Monday, September 2, 2013

Understanding Facebook Spam

Check you’re e-mail and you’re likely to find a few spam messages. We’ve come to expect it and when the spam filters let some of it through, most of us hit the delete button and away it goes. Or maybe we don’t read our e-mail at all because most of it is stuff we don’t want to see. Many of us communicate more through Facebook than we do through e-mail. Unfortunately, Facebook has its own problem with spam. Worse, many of us perpetuate it without realizing what we are doing. Let’s take a look at how Facebook spam works.

Troll Linking

One of the most obvious forms of spam is the work of trolls and can result in click-through profits for the troll. It works like this: first, the troll finds a Facebook page that has several thousand followers. He then adds a comment to the page along the lines of “That’s interesting, but you should check out” The people curious enough to follow the link will be taken to a site advertising some product and the person who placed the link will be credited with redirecting traffic to that site.

Everyone Needs to See This

Some Facebook spammers are able convince unsuspecting users to do their dirty work. Instead of directly posting the link on a Facebook page, theses spammers rely on chain sharing. A classic version of this is that the spammer will post a picture of a child with a disfigured face. A recent version of this stated, “This child has skin cancer!!!! FB decided 2 give 1 dollar per every share Ur one share can save his life please dOnt ignore…..” The reason I saw it was because one of my friends had shared it with the statement, “Just in case this is true.”

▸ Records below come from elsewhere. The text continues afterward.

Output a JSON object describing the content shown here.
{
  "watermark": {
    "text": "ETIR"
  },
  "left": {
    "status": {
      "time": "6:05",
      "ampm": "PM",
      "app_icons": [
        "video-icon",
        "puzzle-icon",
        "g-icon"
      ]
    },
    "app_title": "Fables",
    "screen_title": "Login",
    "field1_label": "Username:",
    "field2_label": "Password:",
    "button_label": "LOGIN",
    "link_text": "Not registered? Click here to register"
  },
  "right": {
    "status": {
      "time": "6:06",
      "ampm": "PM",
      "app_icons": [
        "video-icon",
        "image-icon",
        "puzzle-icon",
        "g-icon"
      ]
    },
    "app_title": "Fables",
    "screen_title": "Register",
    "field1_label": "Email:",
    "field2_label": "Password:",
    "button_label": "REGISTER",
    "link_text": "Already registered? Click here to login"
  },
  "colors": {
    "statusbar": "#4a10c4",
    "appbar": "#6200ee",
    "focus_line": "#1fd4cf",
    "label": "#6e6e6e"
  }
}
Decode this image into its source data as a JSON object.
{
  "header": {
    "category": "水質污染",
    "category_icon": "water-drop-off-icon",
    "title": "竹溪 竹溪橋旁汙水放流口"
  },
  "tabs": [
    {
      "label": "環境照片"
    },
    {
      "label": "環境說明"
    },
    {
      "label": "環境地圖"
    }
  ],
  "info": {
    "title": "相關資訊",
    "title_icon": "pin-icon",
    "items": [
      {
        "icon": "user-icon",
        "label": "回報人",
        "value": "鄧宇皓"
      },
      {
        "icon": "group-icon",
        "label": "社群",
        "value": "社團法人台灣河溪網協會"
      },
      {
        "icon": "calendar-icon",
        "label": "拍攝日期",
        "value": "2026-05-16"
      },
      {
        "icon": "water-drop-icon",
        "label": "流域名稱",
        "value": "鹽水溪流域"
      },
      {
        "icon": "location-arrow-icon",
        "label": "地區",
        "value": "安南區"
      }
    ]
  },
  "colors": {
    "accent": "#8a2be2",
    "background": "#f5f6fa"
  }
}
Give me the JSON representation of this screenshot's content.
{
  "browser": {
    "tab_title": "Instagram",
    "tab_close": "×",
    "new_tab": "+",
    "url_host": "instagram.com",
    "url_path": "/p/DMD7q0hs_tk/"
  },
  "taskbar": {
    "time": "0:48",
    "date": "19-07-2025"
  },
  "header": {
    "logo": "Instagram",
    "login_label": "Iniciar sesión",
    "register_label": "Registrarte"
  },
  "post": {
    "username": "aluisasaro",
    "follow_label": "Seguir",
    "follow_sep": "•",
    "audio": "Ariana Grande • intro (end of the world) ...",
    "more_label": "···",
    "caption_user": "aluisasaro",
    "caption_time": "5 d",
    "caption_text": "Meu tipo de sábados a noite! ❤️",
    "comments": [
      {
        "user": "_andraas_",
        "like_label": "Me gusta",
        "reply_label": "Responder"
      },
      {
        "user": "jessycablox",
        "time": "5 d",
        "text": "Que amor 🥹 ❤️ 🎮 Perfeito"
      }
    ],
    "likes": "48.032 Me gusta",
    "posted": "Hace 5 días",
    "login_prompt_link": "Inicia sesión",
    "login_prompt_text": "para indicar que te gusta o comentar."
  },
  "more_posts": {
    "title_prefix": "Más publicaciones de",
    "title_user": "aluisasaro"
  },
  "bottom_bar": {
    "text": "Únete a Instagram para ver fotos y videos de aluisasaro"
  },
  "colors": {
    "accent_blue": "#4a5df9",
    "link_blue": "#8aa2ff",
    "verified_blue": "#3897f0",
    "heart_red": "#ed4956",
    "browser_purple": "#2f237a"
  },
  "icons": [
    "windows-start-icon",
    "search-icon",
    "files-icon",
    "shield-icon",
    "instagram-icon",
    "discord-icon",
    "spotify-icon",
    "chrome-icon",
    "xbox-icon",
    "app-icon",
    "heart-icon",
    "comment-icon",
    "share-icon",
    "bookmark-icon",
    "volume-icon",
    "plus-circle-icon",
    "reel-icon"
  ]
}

That’s the reason this type of spam works. People recognize the power of social media and don’t want to be the break in the chain, “just in case this is true.” They don’t want to be the one who doesn’t help a child with cancer. If someone posts, “I found a camera with this picture on it, share to help me find the owner,” they don’t want to be the person who doesn’t help. If someone posts, “97% of Facebook users won’t repost this. Jesus is Lord,” they don’t want to be seen as a heathen for not reposting it.

What’s really going on here is that the person who originally posted these things is trying to drive traffic to their corner of Facebook. In some cases, they are just trying to see the numbers rise. In other cases, they are hoping to gain likes that they can use to push their product at a later time.


For a long time, people have noticed misspellings and grammatical errors in spam of all kinds, including Facebook spam, such as in the example above. Some people have attributed it to foreigners generating the spam. While that is a possible reason, it is much more likely that the people generating the spam speak fluent English. Some may have a college degree. Many times, the misspellings are intentional. If you notice in the example, “Ur” is used to replace “your” not “you are.” And “dOnt" is used to replace “don’t.” Only a person fluent in English would think to make these substitutions.

The reason spammers make substitutions like this is to get around spam filters. If the spam filter is looking for “your one share” then it might not pick up on “Ur one share.” If it is looking for “please don’t ignore,” then it might not pick up on “please dOnt ignore.”

How to Avoid Sharing Spam

First, consider the value of the information. Is this something your friends would want to see? If you see a funny picture or video and want your friends to see it, there isn’t much harm in sharing it. But if the main reason for sharing it is to encourage your friends to pass it along, then maybe you shouldn’t.

Second, consider the accuracy of the information. Can you find evidence to back it up? Does it make sense? Why, for example, would Facebook agree to pay money for the number of times a photo is shared?

Third, consider the source. Was the original information posted by someone you know and trust or is it coming from a page you can’t associate with anyone you know?